Both of the other methods that interact with the Azure Functions return lists of ScoreViewModel objects.
To display the scores stored in the cloud, as shown in Figure 1, I added a method to MainWindow.xaml.cs that calls the CloudService methods to retrieve the scores and then binds them to the relevant ListViews on the page. I named this method ReloadScores because it’s also called by the refresh button on the same page:
The UI then displays the score data based on the templates defined for each list on the page. For example, Figure 4 shows XAML for displaying the GlobalScores in the UI.
What began as an exercise to try out the latest version of EF Core 2 on Windows-based mobile devices turned into quite an adventure for me, and I hope it was a fun, interesting and educational journey for you, as well. Working with the new .NET Standard 2.0-based UWP, especially in its early pre-release days, was certainly challenging for this back-end developer. But I loved the idea of being able to store data both locally and in the cloud and gaining new skills along the way.

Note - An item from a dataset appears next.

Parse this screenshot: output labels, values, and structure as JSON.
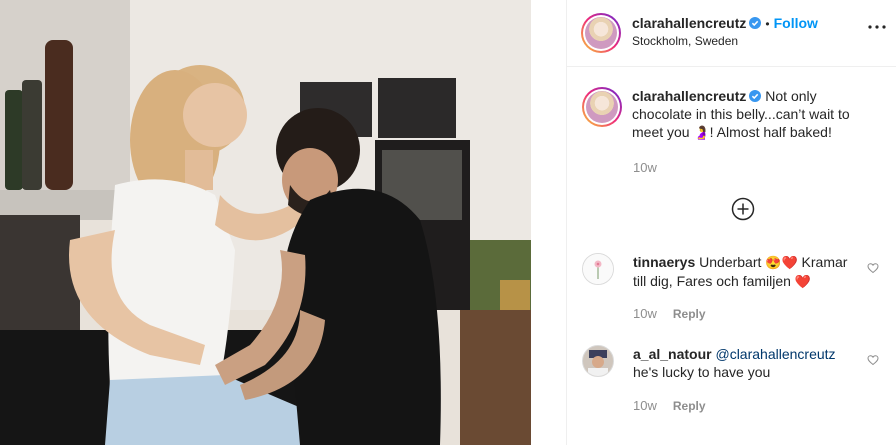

The second and third column in the series were my very first experiences working with Azure Functions and I’m so happy I had an excuse to do so because I’m now a huge fan of this technology and have done much more with it since those first steps. I certainly hope you’ve been equally inspired!

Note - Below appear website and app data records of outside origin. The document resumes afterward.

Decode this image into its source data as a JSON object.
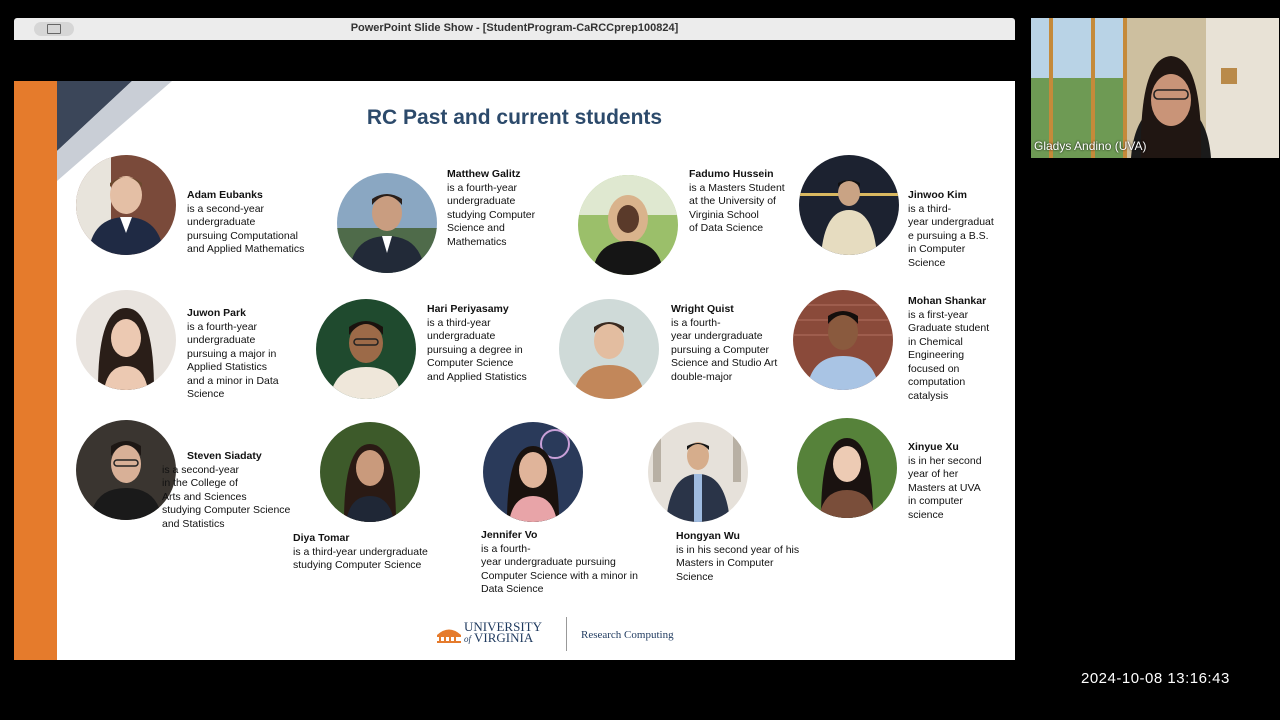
{
  "window": {
    "title": "PowerPoint Slide Show - [StudentProgram-CaRCCprep100824]"
  },
  "slide": {
    "title": "RC Past and current students",
    "students": [
      {
        "name": "Adam Eubanks",
        "desc": "is a second-year\nundergraduate\npursuing  Computational\nand Applied Mathematics"
      },
      {
        "name": "Matthew Galitz",
        "desc": " is a fourth-year\nundergraduate\nstudying Computer\nScience and\nMathematics"
      },
      {
        "name": "Fadumo Hussein",
        "desc": "is a Masters Student\nat the University of\nVirginia School\nof Data Science"
      },
      {
        "name": "Jinwoo Kim",
        "desc": "is a third-\nyear undergraduat\ne pursuing a B.S.\nin Computer\nScience"
      },
      {
        "name": "Juwon Park",
        "desc": " is a fourth-year\nundergraduate\npursuing a major in\nApplied Statistics\nand a minor in Data\nScience"
      },
      {
        "name": "Hari Periyasamy",
        "desc": "is a third-year\nundergraduate\npursuing a degree in\nComputer Science\nand Applied Statistics"
      },
      {
        "name": "Wright Quist",
        "desc": "is a fourth-\nyear undergraduate\npursuing a Computer\nScience and Studio Art\ndouble-major"
      },
      {
        "name": "Mohan Shankar",
        "desc": " is a first-year\nGraduate student\nin Chemical\nEngineering\nfocused on\ncomputation\ncatalysis"
      },
      {
        "name": "Steven Siadaty",
        "desc": " is a second-year\nin the College of\nArts and Sciences\nstudying Computer Science\nand Statistics"
      },
      {
        "name": "Diya Tomar",
        "desc": " is a third-year undergraduate\nstudying Computer Science"
      },
      {
        "name": "Jennifer Vo",
        "desc": "is a fourth-\nyear undergraduate pursuing\nComputer Science with a minor in\nData Science"
      },
      {
        "name": "Hongyan Wu",
        "desc": " is in his second year of his\nMasters in  Computer\nScience"
      },
      {
        "name": "Xinyue Xu",
        "desc": "is in her second\nyear of her\nMasters at UVA\nin computer\nscience"
      }
    ],
    "footer": {
      "university": "UNIVERSITY",
      "of": "of",
      "virginia": "VIRGINIA",
      "department": "Research Computing"
    }
  },
  "webcam": {
    "participant": "Gladys Andino (UVA)"
  },
  "timestamp": "2024-10-08  13:16:43"
}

As you saw in this article, interacting with those functions from the UWP app isn’t as straightforward as my earlier experience making Web calls from other platforms. I personally got great satisfaction figuring out the workflow.

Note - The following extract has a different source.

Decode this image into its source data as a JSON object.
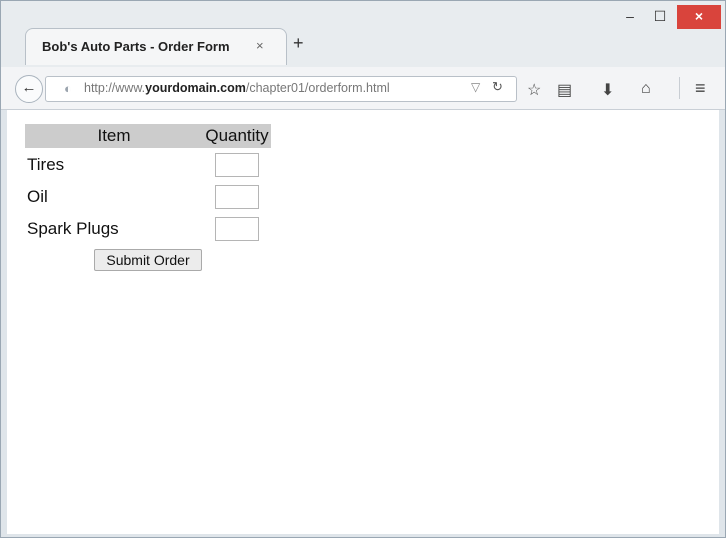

If you check out the download, you’ll see the other addition I made to the application—all of the logic for registering to cloud storage, saving the Azure-generated UserId, as well as a name for the device, and registering additional devices and then accessing the UserId and device name for use in the StoreScores and GetUserScores methods. I’ve downloaded the entire Azure Function App into a .NET project so you can see and interact with all of the functions that support the app. I spent a surprising amount of time puzzling through the identity workflow and became somewhat obsessed with the entertainment of working it out. Perhaps I’ll write about that someday, as well.
Julie Lerman is a Microsoft Regional Director, Microsoft MVP, software team coach and consultant who lives in the hills of Vermont. You can find her presenting on data access and other topics at user groups and conferences around the world. She blogs at the thedatafarm.com/blog and is the author of “Programming Entity Framework,” as well as a Code First and a DbContext edition, all from O’Reilly Media. Follow her on Twitter: @julielerman and see her Pluralsight courses at juliel.me/PS-Videos.
Thanks to the following technical expert for reviewing this article: Ginny Caughey (Carolina Software Inc.)
Ginny Caughey is President of Carolina Software, Inc., providing software and services to the solid waste industry throughout the US and Canada. In her spare time she"s also author of Password Padlock for Windows and Windows phone. She"s active on Twitter (@gcaughey) and a Windows Development MVP.